# YOUR OBJECTIVE
Write out the entries exactly. None of the pictures should appear in the copy.

# Data records
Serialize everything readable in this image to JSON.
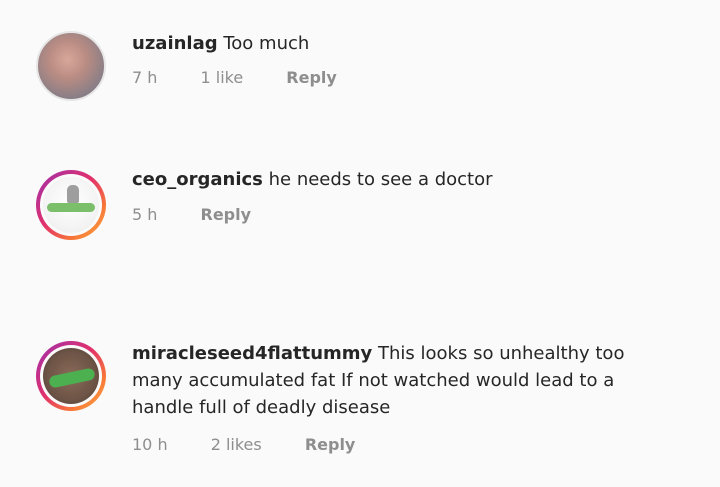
{
  "comments": [
    {
      "username": "uzainlag",
      "text": "Too much",
      "time": "7 h",
      "likes": "1 like",
      "reply": "Reply"
    },
    {
      "username": "ceo_organics",
      "text": "he needs to see a doctor",
      "time": "5 h",
      "reply": "Reply"
    },
    {
      "username": "miracleseed4flattummy",
      "text": "This looks so unhealthy too many accumulated fat If not watched would lead to a handle full of deadly disease",
      "time": "10 h",
      "likes": "2 likes",
      "reply": "Reply"
    }
  ]
}
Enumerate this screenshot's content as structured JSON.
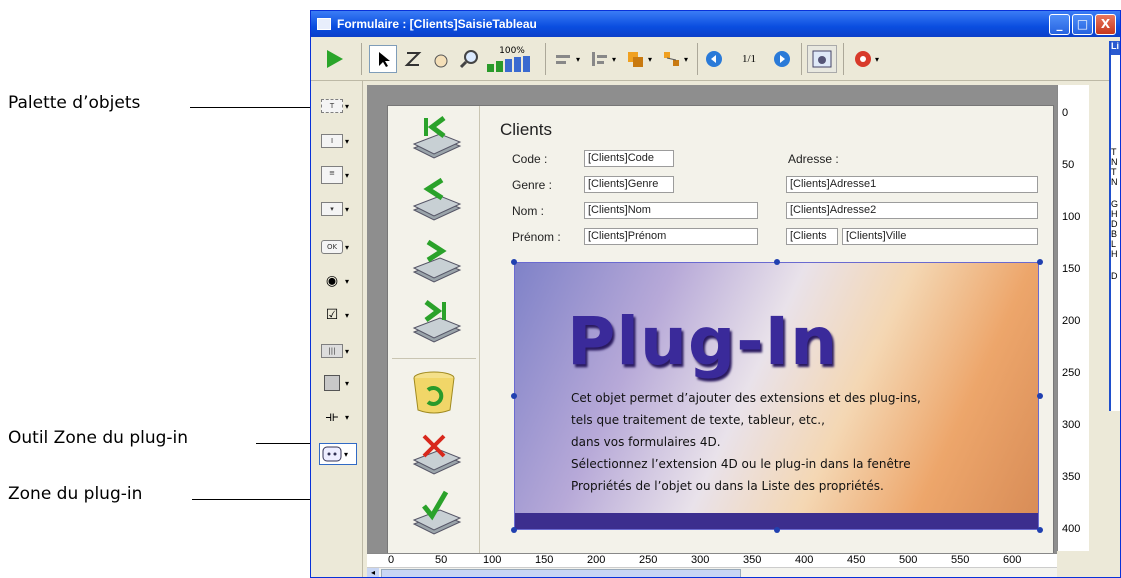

# RESPONSE AREA
Serialize everything readable in this image to JSON.
{
  "comments": [
    {
      "username": "uzainlag",
      "text": "Too much",
      "time": "7 h",
      "likes": "1 like",
      "reply": "Reply"
    },
    {
      "username": "ceo_organics",
      "text": "he needs to see a doctor",
      "time": "5 h",
      "reply": "Reply"
    },
    {
      "username": "miracleseed4flattummy",
      "text": "This looks so unhealthy too many accumulated fat If not watched would lead to a handle full of deadly disease",
      "time": "10 h",
      "likes": "2 likes",
      "reply": "Reply"
    }
  ]
}
Enumerate this screenshot's content as structured JSON.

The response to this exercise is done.